[Collection entries]

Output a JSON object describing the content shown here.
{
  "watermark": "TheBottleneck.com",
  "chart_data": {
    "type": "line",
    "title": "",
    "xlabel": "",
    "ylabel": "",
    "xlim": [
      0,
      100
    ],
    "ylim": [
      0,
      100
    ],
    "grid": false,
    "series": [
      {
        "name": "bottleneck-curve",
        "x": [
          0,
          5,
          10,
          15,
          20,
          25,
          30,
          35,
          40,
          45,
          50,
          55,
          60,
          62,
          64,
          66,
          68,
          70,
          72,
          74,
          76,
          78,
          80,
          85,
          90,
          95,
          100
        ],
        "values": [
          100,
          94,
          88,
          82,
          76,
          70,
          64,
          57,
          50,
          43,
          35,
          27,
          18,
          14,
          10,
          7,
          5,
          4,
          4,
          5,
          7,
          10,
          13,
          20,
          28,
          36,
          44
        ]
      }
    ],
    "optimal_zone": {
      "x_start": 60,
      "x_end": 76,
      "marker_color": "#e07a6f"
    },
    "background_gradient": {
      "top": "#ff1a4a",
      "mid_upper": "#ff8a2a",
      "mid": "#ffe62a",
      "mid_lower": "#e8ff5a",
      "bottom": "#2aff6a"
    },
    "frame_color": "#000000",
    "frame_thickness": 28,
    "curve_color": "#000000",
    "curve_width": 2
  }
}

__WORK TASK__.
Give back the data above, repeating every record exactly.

__RESULT__.
Output a JSON object describing the content shown here.
{
  "watermark": "TheBottleneck.com",
  "chart_data": {
    "type": "line",
    "title": "",
    "xlabel": "",
    "ylabel": "",
    "xlim": [
      0,
      100
    ],
    "ylim": [
      0,
      100
    ],
    "grid": false,
    "series": [
      {
        "name": "bottleneck-curve",
        "x": [
          0,
          5,
          10,
          15,
          20,
          25,
          30,
          35,
          40,
          45,
          50,
          55,
          60,
          62,
          64,
          66,
          68,
          70,
          72,
          74,
          76,
          78,
          80,
          85,
          90,
          95,
          100
        ],
        "values": [
          100,
          94,
          88,
          82,
          76,
          70,
          64,
          57,
          50,
          43,
          35,
          27,
          18,
          14,
          10,
          7,
          5,
          4,
          4,
          5,
          7,
          10,
          13,
          20,
          28,
          36,
          44
        ]
      }
    ],
    "optimal_zone": {
      "x_start": 60,
      "x_end": 76,
      "marker_color": "#e07a6f"
    },
    "background_gradient": {
      "top": "#ff1a4a",
      "mid_upper": "#ff8a2a",
      "mid": "#ffe62a",
      "mid_lower": "#e8ff5a",
      "bottom": "#2aff6a"
    },
    "frame_color": "#000000",
    "frame_thickness": 28,
    "curve_color": "#000000",
    "curve_width": 2
  }
}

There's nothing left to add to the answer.